**DESCRIPTION OF THE TASK**
Go through the material and pull out every line with the string "data" in it.

**EXERCISE MATERIALS**

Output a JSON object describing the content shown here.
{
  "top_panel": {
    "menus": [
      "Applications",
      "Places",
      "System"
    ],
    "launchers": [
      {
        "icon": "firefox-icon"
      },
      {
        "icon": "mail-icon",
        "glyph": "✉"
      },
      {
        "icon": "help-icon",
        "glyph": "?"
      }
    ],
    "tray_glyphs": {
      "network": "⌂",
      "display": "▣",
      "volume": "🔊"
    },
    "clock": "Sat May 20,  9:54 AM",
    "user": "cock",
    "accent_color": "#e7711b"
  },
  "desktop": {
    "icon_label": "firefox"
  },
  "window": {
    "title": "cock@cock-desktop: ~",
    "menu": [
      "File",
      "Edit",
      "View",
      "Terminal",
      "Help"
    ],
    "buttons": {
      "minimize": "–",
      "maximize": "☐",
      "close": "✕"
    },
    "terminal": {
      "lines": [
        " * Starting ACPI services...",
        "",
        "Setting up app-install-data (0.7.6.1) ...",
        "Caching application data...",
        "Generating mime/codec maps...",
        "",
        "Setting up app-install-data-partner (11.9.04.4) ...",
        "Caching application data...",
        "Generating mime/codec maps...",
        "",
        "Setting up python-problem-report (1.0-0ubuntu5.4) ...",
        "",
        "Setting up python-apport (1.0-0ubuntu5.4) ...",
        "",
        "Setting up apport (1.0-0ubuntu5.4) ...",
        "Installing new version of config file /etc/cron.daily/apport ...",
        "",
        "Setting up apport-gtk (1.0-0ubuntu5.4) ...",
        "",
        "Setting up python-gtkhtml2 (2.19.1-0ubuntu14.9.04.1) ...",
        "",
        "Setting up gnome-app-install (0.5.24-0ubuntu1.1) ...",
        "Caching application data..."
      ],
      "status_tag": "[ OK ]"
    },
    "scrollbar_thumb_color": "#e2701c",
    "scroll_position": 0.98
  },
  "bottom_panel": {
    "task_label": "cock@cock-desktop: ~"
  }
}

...

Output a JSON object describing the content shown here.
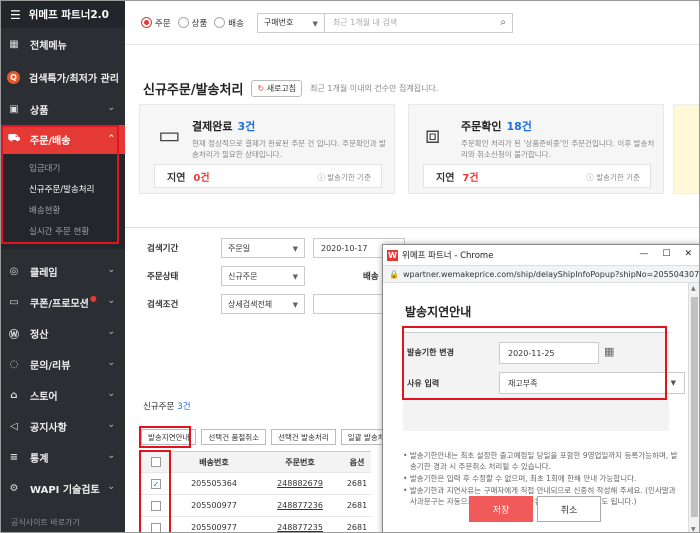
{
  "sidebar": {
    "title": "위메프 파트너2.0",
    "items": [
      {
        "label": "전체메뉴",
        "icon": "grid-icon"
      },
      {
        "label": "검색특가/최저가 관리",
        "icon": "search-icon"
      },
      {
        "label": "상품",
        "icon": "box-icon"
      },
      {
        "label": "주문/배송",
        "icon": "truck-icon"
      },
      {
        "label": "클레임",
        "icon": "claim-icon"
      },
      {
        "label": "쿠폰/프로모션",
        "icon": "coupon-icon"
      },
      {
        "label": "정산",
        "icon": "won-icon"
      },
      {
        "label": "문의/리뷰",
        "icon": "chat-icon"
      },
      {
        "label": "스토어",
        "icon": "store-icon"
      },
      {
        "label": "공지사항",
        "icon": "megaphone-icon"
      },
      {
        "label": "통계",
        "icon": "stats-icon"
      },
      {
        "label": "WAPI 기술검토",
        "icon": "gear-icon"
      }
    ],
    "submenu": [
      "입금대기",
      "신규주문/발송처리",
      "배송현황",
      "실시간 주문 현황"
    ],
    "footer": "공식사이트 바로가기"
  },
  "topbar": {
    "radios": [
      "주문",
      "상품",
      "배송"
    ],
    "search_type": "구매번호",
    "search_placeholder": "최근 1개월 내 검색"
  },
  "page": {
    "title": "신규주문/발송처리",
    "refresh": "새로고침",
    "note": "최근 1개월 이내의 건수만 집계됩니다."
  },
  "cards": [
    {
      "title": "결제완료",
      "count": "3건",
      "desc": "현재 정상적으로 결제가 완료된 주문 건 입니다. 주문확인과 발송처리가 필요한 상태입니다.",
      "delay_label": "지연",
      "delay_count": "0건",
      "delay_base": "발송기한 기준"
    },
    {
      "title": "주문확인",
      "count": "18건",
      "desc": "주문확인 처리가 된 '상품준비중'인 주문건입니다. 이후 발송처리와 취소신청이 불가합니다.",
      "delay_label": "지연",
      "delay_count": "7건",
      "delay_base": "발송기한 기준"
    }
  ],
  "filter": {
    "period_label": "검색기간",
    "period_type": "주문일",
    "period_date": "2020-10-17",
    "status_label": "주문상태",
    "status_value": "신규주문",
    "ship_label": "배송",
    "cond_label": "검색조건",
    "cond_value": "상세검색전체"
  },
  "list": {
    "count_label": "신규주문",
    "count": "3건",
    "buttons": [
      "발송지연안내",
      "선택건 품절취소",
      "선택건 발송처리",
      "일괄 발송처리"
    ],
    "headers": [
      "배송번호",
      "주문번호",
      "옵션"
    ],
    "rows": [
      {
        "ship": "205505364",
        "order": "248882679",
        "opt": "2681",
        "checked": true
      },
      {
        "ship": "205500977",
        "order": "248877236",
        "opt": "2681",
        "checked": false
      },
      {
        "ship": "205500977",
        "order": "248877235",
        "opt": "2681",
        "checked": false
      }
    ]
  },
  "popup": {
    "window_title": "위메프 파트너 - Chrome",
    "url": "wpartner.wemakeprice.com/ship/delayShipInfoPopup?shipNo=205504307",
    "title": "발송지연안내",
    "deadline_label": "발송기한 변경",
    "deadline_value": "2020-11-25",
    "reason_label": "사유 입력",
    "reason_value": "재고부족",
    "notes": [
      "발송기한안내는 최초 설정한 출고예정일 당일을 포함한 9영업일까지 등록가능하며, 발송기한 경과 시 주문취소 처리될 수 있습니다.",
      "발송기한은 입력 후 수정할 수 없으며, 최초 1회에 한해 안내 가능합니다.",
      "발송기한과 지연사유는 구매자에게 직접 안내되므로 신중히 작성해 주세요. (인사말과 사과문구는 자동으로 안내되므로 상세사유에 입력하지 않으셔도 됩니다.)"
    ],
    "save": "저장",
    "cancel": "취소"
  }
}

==

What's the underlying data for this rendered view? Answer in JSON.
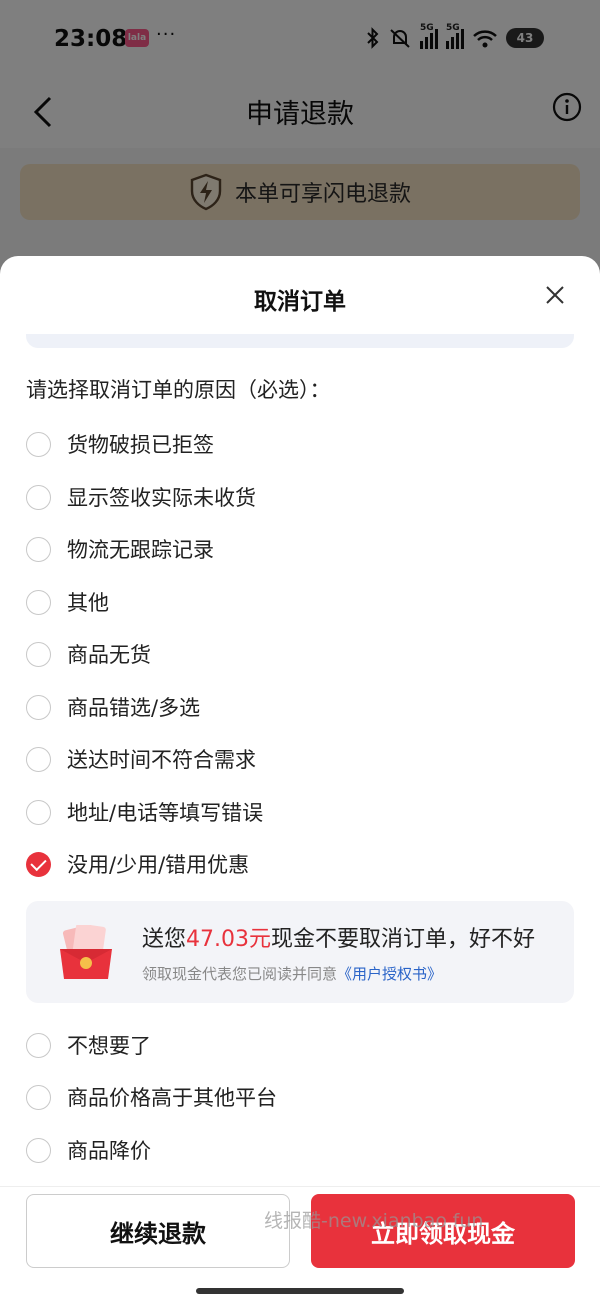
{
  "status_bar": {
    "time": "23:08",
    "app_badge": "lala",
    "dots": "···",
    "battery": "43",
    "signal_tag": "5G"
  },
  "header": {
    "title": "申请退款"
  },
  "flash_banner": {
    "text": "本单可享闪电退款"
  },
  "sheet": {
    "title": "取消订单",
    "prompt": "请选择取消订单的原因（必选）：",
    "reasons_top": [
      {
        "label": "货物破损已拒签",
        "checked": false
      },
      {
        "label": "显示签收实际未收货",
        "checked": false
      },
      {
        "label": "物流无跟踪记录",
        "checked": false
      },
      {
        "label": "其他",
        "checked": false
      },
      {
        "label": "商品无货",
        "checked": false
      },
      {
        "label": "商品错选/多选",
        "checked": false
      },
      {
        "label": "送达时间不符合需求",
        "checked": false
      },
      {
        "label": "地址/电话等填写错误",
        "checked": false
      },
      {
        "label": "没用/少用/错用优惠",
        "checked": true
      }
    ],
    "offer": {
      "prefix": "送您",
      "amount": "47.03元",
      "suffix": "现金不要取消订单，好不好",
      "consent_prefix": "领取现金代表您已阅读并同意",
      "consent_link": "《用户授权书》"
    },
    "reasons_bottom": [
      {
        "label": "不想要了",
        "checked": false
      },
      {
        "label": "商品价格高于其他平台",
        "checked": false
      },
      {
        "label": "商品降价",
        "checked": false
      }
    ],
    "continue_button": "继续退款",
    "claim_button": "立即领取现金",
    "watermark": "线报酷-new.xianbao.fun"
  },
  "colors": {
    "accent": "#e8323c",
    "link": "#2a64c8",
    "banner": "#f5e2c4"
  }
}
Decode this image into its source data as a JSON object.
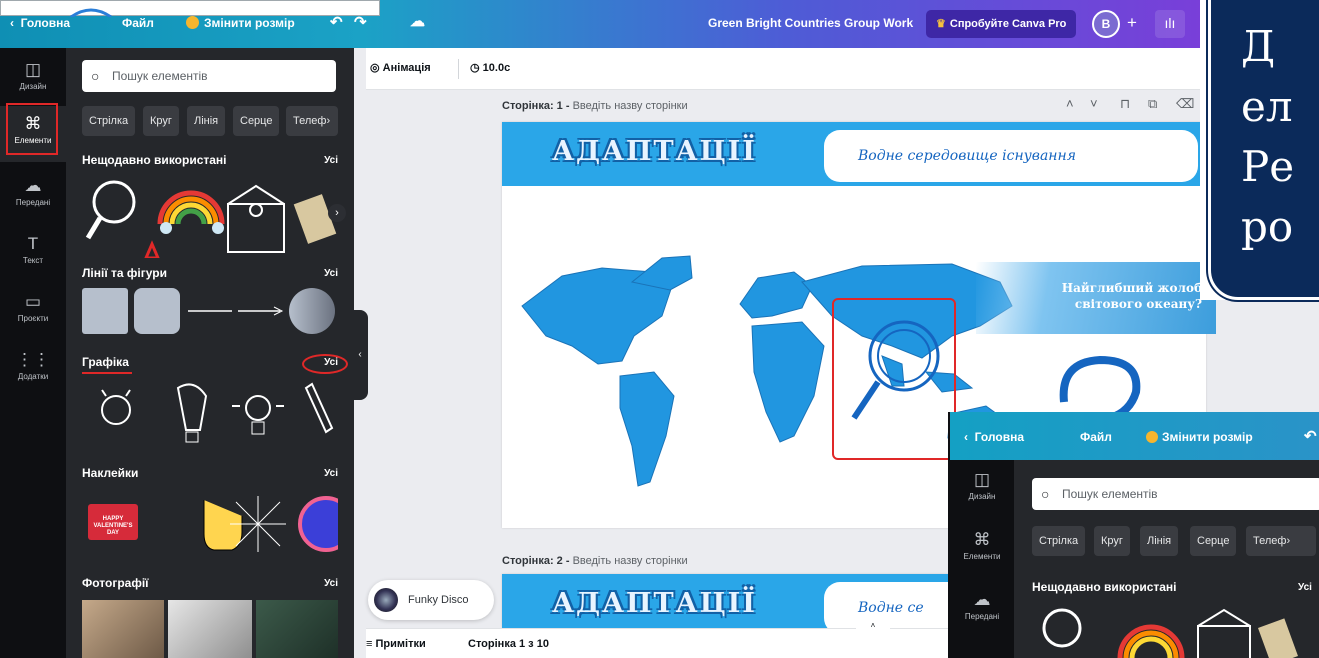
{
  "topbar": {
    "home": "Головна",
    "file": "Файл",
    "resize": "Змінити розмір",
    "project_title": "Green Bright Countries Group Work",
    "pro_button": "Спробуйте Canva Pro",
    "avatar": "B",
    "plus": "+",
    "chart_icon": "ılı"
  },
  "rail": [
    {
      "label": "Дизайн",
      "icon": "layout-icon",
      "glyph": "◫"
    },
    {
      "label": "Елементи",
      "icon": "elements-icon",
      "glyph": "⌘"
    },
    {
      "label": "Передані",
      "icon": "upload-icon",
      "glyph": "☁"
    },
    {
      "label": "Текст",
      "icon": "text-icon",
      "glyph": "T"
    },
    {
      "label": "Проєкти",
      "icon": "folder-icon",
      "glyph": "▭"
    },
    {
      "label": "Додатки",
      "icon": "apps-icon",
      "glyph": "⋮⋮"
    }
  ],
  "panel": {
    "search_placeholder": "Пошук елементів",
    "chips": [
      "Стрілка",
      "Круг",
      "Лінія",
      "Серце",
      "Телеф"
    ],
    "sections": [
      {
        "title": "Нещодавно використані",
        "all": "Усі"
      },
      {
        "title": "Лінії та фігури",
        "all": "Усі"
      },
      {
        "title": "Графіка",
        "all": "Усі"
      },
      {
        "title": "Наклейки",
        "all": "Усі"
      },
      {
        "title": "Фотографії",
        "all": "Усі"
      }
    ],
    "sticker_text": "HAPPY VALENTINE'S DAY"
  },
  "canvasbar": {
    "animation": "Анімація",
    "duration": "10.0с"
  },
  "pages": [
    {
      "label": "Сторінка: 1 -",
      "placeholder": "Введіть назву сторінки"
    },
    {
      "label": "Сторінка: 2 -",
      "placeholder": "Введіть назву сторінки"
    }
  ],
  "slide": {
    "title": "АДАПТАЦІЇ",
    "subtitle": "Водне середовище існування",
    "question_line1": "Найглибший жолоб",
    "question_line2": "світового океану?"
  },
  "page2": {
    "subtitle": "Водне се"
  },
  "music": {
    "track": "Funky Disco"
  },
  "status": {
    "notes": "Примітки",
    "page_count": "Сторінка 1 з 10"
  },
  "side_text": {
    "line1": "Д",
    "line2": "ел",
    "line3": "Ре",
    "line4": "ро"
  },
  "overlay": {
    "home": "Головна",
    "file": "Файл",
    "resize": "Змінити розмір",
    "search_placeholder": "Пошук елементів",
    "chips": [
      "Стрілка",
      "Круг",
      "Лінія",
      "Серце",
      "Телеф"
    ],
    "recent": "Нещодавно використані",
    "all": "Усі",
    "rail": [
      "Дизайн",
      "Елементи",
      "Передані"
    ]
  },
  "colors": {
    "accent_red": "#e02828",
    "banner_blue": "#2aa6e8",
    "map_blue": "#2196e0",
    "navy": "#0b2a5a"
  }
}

**ANSWER SECTION**
        "Setting up app-install-data (0.7.6.1) ...",
        "Caching application data...",
        "Setting up app-install-data-partner (11.9.04.4) ...",
        "Caching application data...",
        "Caching application data..."
What's the underlying data for this rendered view? Answer in JSON.
Decode this image into its source data as a JSON object.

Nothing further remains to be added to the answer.